OLYMPIA — Steve Hobbs is used to taking his lumps in the political arena and on the campaign trail.
But the centrist Democratic state senator from Lake Stevens still found the flurry of jabs getting thrown at him by Senate Republicans ahead of the Aug. 7 primary a bit unsettling.
Especially considering GOP senators dreamed up or drafted most of the policies he’s getting slammed for supporting.
“They feel they have to go after me and it’s unfortunate,” Hobbs said. “It’s a desperate move on their part.”
Early Wednesday, the 30-second ad started airing on CNN, ESPN and other cable channels. It is slated to run hundreds of times over the next two weeks, according to contracts posted on the Federal Communication Commission website.
Coupled with mail pieces and digital ads, Senate Republicans have funneled nearly $70,000 through Washington Forward, an independent political committee, to batter Hobbs. The hope is to better the chances of their candidate, Doug Roulstone, of Snohomish, in November. (This presumes Roulstone beats the other candidate in the primary, Libertarian Jeremy Fitch, of Everett.)
Hobbs is targeted for a simple reason. Republicans hold 24 seats in the Senate and need one more to reach a majority. The GPS for the party’s political strategy shows one of the best routes to this destination runs through the 44th Legislative District in Snohomish County.
It is a district where voters routinely choose Democrats and Republicans to represent them in the Legislature. A Republican, Dave Schmidt, held the Senate seat until Hobbs beat him in 2006.
“We feel that Steve Hobbs has rented a Republican seat for too long,” said Justin Matheson, the political director for the Senate Republican Campaign Committee. “It’s probably the most conservative seat the Democrats still hold that we don’t have.”

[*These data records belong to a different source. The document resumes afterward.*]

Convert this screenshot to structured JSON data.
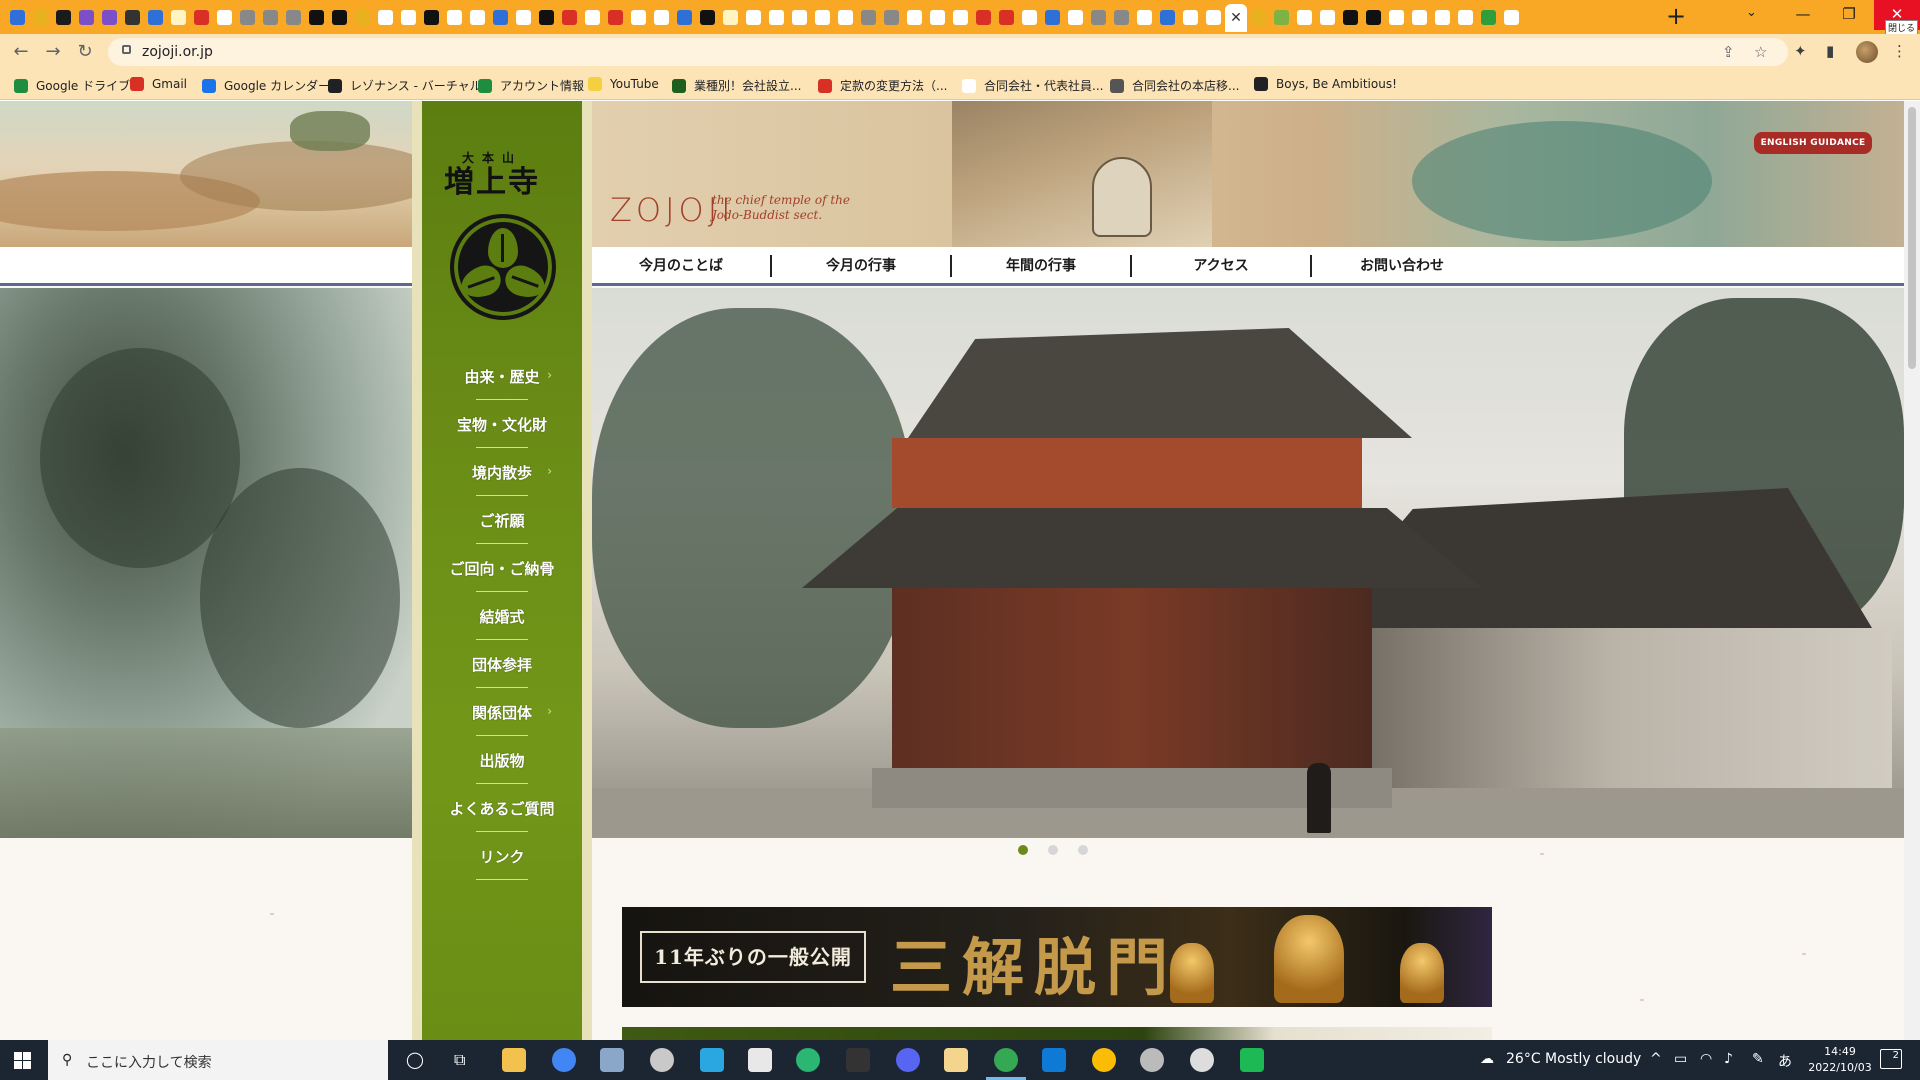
{
  "browser": {
    "active_tab_close": "✕",
    "new_tab": "+",
    "tab_search": "⌄",
    "window": {
      "minimize": "—",
      "maximize": "❐",
      "close": "✕",
      "close_tooltip": "閉じる"
    },
    "nav": {
      "back": "←",
      "forward": "→",
      "reload": "↻"
    },
    "url": "zojoji.or.jp",
    "tab_favicon_colors": [
      "#2e6fd8",
      "#e8b21e",
      "#1b1b1b",
      "#7b4fc8",
      "#7b4fc8",
      "#333333",
      "#2e6fd8",
      "#fff4c2",
      "#d93025",
      "#ffffff",
      "#888888",
      "#888888",
      "#888888",
      "#111111",
      "#111111",
      "#e8b21e",
      "#ffffff",
      "#ffffff",
      "#111111",
      "#ffffff",
      "#ffffff",
      "#2e6fd8",
      "#ffffff",
      "#111111",
      "#d93025",
      "#ffffff",
      "#d93025",
      "#ffffff",
      "#ffffff",
      "#2e6fd8",
      "#111111",
      "#fff4c2",
      "#ffffff",
      "#ffffff",
      "#ffffff",
      "#ffffff",
      "#ffffff",
      "#888888",
      "#888888",
      "#ffffff",
      "#ffffff",
      "#ffffff",
      "#d93025",
      "#d93025",
      "#ffffff",
      "#2e6fd8",
      "#ffffff",
      "#888888",
      "#888888",
      "#ffffff",
      "#2e6fd8",
      "#ffffff",
      "#ffffff"
    ],
    "right_tab_favicon_colors": [
      "#e8b21e",
      "#7cb342",
      "#ffffff",
      "#ffffff",
      "#111111",
      "#111111",
      "#ffffff",
      "#ffffff",
      "#ffffff",
      "#ffffff",
      "#2e9d3a",
      "#ffffff"
    ]
  },
  "bookmarks": [
    {
      "label": "Google ドライブ",
      "color": "#1e8e3e"
    },
    {
      "label": "Gmail",
      "color": "#d93025"
    },
    {
      "label": "Google カレンダー",
      "color": "#1a73e8"
    },
    {
      "label": "レゾナンス - バーチャル...",
      "color": "#202124"
    },
    {
      "label": "アカウント情報",
      "color": "#1e8e3e"
    },
    {
      "label": "YouTube",
      "color": "#f4d03f"
    },
    {
      "label": "業種別！会社設立...",
      "color": "#1e5e1e"
    },
    {
      "label": "定款の変更方法（...",
      "color": "#d93025"
    },
    {
      "label": "合同会社・代表社員...",
      "color": "#ffffff"
    },
    {
      "label": "合同会社の本店移...",
      "color": "#555555"
    },
    {
      "label": "Boys, Be Ambitious!",
      "color": "#202124"
    }
  ],
  "site": {
    "logo_text": "ZOJOJI",
    "logo_sub": "the chief temple of the Jodo-Buddist sect.",
    "english_button": "ENGLISH GUIDANCE",
    "mark_small": "大本山",
    "mark_big": "増上寺",
    "top_nav": [
      "今月のことば",
      "今月の行事",
      "年間の行事",
      "アクセス",
      "お問い合わせ"
    ],
    "side_menu": [
      {
        "label": "由来・歴史",
        "chev": "›"
      },
      {
        "label": "宝物・文化財",
        "chev": ""
      },
      {
        "label": "境内散歩",
        "chev": "›"
      },
      {
        "label": "ご祈願",
        "chev": ""
      },
      {
        "label": "ご回向・ご納骨",
        "chev": "›"
      },
      {
        "label": "結婚式",
        "chev": ""
      },
      {
        "label": "団体参拝",
        "chev": ""
      },
      {
        "label": "関係団体",
        "chev": "›"
      },
      {
        "label": "出版物",
        "chev": ""
      },
      {
        "label": "よくあるご質問",
        "chev": ""
      },
      {
        "label": "リンク",
        "chev": ""
      }
    ],
    "slider_count": 3,
    "slider_active": 1,
    "banner": {
      "tag": "11年ぶりの一般公開",
      "title": "三解脱門"
    }
  },
  "taskbar": {
    "search_placeholder": "ここに入力して検索",
    "weather": "26°C  Mostly cloudy",
    "ime": "あ",
    "time": "14:49",
    "date": "2022/10/03",
    "notifications": "2"
  }
}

Hobbs, who travels in the political left lane on social and civil rights issues and the right lane on fiscal policy and government reform, has been a pretty good Democrat tenant — by Republican standards — though the 30-second commercial paints a different picture.
He is criticized for voting to raise the gas tax in 2015 and statewide property tax in 2017 and, earlier this year, supporting a bill to make some but not all lawmakers’ records public.
What the ad leaves out is the critical role Republican senators played in all three of those matters.
A GOP senator drafted the gas tax legislation that is now financing billions of dollars of transportation improvements.
Another Republican senator first proposed the property tax increase, which is enabling the state to better fund public schools as demanded in the McCleary case. In fact, Republican senators used their then-majority in 2017 to repel every alternative put forth by Democratic lawmakers and Democratic Gov. Jay Inslee. Only in 2018 — with the state rolling in dough from the booming economy and the GOP back in the minority — did Republican senators clamor for tax relief.
And finally Senate Minority Leader Mark Schoesler, R-Ritzville, co-sponsored the aforementioned public records legislation that Inslee wound up vetoing after an outcry from residents and media.
Schoesler’s role also entails raising money and electing Republicans. He steers The Leadership Council, the source of money behind the attack ads. Thus, the GOP leader is in the position of blasting Hobbs for supporting one of his ideas.
Hobbs is counterpunching with $50,000 worth of commercials on cable channels, 2,051 spots in all. They focus on his record, not the Republican jabs, he said.
He figures if he can eclipse 50 percent by a comfortable margin, it might cause the Senate Republican caucus to ponder other routes to the majority.
Hobbs would still take his lumps but the jabs might lack the same punch.